*RECORDS FOR THIS TASK*
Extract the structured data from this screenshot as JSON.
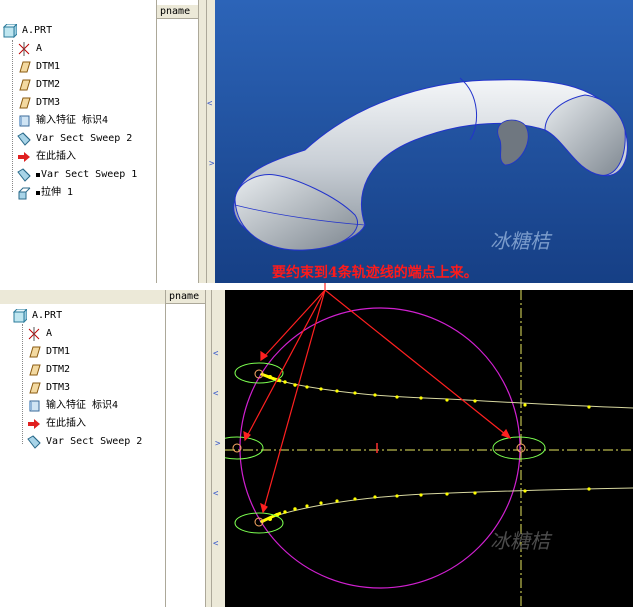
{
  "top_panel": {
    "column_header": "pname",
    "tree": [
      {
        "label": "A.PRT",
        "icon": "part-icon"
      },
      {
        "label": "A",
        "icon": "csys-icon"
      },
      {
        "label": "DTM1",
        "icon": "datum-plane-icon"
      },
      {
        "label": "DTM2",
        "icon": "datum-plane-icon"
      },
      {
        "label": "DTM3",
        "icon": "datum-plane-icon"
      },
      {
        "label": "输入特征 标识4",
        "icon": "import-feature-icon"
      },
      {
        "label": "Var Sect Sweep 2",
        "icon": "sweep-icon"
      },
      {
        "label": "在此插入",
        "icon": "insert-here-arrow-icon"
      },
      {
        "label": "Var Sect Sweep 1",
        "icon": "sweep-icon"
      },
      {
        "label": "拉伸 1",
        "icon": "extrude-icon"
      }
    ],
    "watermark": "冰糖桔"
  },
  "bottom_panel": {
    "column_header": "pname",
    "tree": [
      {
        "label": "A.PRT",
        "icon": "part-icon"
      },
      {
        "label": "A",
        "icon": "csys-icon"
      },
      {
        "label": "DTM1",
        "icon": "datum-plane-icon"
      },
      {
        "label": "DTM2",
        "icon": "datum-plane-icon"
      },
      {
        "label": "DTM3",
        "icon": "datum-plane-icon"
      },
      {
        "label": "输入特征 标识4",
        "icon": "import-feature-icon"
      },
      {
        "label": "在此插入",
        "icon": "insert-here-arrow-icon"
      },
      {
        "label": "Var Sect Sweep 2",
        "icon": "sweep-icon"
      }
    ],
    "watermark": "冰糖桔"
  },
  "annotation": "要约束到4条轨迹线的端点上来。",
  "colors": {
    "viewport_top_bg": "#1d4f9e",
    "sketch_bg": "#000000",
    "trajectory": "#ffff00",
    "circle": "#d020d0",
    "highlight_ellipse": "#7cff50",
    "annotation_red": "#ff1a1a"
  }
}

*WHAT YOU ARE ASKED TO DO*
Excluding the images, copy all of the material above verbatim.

*ANSWER SECTION*
Extract the structured data from this screenshot as JSON.
{
  "top_panel": {
    "column_header": "pname",
    "tree": [
      {
        "label": "A.PRT",
        "icon": "part-icon"
      },
      {
        "label": "A",
        "icon": "csys-icon"
      },
      {
        "label": "DTM1",
        "icon": "datum-plane-icon"
      },
      {
        "label": "DTM2",
        "icon": "datum-plane-icon"
      },
      {
        "label": "DTM3",
        "icon": "datum-plane-icon"
      },
      {
        "label": "输入特征 标识4",
        "icon": "import-feature-icon"
      },
      {
        "label": "Var Sect Sweep 2",
        "icon": "sweep-icon"
      },
      {
        "label": "在此插入",
        "icon": "insert-here-arrow-icon"
      },
      {
        "label": "Var Sect Sweep 1",
        "icon": "sweep-icon"
      },
      {
        "label": "拉伸 1",
        "icon": "extrude-icon"
      }
    ],
    "watermark": "冰糖桔"
  },
  "bottom_panel": {
    "column_header": "pname",
    "tree": [
      {
        "label": "A.PRT",
        "icon": "part-icon"
      },
      {
        "label": "A",
        "icon": "csys-icon"
      },
      {
        "label": "DTM1",
        "icon": "datum-plane-icon"
      },
      {
        "label": "DTM2",
        "icon": "datum-plane-icon"
      },
      {
        "label": "DTM3",
        "icon": "datum-plane-icon"
      },
      {
        "label": "输入特征 标识4",
        "icon": "import-feature-icon"
      },
      {
        "label": "在此插入",
        "icon": "insert-here-arrow-icon"
      },
      {
        "label": "Var Sect Sweep 2",
        "icon": "sweep-icon"
      }
    ],
    "watermark": "冰糖桔"
  },
  "annotation": "要约束到4条轨迹线的端点上来。",
  "colors": {
    "viewport_top_bg": "#1d4f9e",
    "sketch_bg": "#000000",
    "trajectory": "#ffff00",
    "circle": "#d020d0",
    "highlight_ellipse": "#7cff50",
    "annotation_red": "#ff1a1a"
  }
}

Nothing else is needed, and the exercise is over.